Step 3: Query the data using a sub-select
To mimic the behavior of an
ASOF join, use a
SUBSELECT join operation along with conditions to match rows based on your criteria. This will run the sub-query once per row returned from the target table. We need to use the
DISTINCT clause to limit the number of rows returned to one.
This will work in vanilla Postgres, but when we are using Timescale (even though we aren't using hypertables yet), we get the benefits of a Skip Scan, which will supercharge the query (for more information on this check our docs or blog post about how Skip Scan can give you an 8,000x speed-up).
SELECT bids.ts timebid, bids.value bid, (SELECT DISTINCT ON (asks.instrument) value ask FROM asks WHERE asks.instrument = bids.instrument AND asks.ts <= bids.ts ORDER BY instrument, ts DESC) ask FROM bids WHERE bids.ts > now() - interval '1 week'

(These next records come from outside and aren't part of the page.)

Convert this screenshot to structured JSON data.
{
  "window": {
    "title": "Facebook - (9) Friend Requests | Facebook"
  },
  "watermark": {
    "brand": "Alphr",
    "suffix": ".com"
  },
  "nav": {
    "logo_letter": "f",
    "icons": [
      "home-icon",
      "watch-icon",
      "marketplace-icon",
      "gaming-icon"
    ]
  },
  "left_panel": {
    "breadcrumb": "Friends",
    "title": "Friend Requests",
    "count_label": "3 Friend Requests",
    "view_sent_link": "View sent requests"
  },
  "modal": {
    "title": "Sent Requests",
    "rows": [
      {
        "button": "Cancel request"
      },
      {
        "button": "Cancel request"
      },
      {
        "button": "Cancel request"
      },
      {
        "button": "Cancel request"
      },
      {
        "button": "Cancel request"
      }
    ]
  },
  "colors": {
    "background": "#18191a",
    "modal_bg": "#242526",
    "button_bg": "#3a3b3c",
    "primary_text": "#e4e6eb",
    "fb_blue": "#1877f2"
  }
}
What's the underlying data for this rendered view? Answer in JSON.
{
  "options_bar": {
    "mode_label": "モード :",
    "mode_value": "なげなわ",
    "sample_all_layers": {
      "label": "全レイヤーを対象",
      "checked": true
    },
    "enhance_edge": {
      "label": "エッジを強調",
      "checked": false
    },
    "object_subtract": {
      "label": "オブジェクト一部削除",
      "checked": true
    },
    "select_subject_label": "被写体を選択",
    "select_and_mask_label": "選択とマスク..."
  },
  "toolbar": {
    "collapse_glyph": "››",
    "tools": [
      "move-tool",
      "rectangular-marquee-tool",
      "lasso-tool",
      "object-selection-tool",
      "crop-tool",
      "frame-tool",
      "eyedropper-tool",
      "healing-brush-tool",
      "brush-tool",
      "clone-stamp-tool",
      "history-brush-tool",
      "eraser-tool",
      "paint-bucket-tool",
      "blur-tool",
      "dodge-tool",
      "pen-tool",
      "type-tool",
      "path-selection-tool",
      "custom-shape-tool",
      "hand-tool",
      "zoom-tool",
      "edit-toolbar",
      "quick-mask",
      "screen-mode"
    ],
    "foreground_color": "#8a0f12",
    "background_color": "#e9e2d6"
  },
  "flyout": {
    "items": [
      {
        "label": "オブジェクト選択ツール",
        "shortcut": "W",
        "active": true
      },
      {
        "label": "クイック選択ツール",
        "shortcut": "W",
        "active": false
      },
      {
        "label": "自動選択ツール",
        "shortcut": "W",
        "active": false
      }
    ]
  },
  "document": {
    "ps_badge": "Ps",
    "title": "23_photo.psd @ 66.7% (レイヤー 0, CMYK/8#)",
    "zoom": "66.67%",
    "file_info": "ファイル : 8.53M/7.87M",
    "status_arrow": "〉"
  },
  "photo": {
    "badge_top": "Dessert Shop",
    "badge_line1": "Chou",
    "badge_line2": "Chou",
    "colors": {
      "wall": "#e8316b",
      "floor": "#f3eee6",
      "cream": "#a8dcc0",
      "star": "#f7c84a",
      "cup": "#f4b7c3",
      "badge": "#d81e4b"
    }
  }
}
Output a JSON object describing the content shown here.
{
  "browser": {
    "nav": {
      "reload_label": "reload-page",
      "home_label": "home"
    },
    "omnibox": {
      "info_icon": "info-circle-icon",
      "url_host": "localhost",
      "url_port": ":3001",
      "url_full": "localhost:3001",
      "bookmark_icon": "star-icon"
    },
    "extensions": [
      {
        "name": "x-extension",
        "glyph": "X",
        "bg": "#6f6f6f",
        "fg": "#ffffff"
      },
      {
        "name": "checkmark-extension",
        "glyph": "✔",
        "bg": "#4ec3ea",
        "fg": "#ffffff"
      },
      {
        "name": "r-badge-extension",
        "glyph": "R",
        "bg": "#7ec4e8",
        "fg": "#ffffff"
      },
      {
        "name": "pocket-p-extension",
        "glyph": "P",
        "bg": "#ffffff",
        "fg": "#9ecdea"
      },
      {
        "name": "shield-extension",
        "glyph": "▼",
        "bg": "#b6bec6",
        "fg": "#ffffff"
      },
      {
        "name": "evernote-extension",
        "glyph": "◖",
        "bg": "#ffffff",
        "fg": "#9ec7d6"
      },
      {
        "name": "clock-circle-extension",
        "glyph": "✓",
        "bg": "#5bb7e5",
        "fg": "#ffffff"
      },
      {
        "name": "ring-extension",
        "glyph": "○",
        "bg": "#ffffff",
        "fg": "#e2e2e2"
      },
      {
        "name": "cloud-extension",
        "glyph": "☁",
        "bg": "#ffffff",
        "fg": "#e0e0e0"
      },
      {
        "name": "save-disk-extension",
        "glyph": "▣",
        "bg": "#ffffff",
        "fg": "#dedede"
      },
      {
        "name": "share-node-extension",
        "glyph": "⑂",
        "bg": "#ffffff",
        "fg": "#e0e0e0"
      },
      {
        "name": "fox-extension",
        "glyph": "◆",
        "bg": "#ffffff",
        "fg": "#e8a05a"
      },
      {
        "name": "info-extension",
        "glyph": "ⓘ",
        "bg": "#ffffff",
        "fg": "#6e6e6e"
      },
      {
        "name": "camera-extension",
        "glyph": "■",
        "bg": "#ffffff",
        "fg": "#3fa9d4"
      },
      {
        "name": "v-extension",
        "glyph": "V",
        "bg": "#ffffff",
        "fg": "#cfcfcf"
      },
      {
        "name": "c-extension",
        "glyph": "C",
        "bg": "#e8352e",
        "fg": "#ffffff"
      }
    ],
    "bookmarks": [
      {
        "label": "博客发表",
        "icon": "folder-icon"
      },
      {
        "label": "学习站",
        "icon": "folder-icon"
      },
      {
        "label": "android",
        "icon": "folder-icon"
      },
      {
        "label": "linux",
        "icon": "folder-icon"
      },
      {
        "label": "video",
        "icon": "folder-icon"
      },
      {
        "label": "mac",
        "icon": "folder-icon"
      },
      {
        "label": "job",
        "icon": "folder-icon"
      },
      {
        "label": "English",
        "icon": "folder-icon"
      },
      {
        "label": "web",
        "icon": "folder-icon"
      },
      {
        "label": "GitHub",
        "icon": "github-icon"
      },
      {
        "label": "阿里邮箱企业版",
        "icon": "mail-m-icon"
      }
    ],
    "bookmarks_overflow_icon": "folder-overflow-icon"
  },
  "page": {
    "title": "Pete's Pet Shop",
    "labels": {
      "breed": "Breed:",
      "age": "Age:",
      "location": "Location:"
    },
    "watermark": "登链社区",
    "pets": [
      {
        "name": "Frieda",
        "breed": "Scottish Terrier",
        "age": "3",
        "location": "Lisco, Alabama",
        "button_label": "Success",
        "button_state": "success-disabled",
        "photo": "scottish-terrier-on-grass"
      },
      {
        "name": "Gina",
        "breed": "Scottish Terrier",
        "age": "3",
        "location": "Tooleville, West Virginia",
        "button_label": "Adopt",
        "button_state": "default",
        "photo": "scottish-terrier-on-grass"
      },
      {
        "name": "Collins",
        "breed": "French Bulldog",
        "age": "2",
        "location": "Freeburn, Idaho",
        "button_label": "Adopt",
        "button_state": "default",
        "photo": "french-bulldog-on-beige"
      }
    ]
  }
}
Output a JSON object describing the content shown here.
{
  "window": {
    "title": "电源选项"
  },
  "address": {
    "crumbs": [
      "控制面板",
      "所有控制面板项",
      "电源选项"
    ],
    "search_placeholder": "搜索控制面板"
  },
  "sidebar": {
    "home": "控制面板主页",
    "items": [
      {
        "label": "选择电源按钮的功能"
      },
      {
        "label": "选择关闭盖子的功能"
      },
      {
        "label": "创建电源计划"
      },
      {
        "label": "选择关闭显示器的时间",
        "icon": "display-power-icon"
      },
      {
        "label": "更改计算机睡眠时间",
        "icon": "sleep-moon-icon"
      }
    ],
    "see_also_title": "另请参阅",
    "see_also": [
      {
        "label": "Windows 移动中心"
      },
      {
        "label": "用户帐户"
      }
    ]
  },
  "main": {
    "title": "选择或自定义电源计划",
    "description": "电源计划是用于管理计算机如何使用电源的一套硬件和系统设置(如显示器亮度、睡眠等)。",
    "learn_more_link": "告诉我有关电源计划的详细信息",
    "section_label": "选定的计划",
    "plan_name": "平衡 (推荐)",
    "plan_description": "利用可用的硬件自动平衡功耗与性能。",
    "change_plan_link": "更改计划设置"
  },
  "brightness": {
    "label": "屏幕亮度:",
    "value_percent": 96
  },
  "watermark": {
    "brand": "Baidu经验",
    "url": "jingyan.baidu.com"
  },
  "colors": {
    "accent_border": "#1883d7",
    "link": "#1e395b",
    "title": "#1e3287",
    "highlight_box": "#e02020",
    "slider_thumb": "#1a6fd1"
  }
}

QUERY PLAN ------------------------------------------------------------------------- Index Scan using bids_ts_idx on public.bids (cost=0.43..188132.58 rows=62180 width=56) (actual time=0.067..1700.957 rows=57303 loops=1) Output: bids.instrument, bids.ts, bids.value, (SubPlan 1) Index Cond: (bids.ts > (now() - '7 days'::interval)) SubPlan 1 -> Unique (cost=0.43..2.71 rows=5 width=24) (actual time=0.027..0.029 rows=1 loops=57303) Output: asks.value, asks.instrument, asks.ts -> Custom Scan (SkipScan) on public.asks (cost=0.43..2.71 rows=5 width=24) (actual time=0.027..0.027 rows=1 loops=57303) Output: asks.value, asks.instrument, asks.ts -> Index Scan using asks_instrument_ts_idx on public.asks (cost=0.43..15996.56 rows=143152 width=24) (actual time=0.027..0.027 rows=1 loops=57303) Output: asks.value, asks.instrument, asks.ts Index Cond: ((asks.instrument = bids.instrument) AND (asks.ts <= bids.ts)) Planning Time: 1.231 ms Execution Time: 1703.821 ms
While PostgreSQL does not have an
ASOF keyword, it does offer the flexibility and functionality to perform similar operations. When you're using Timescale, things only get better with the enhancements like Skip Scan.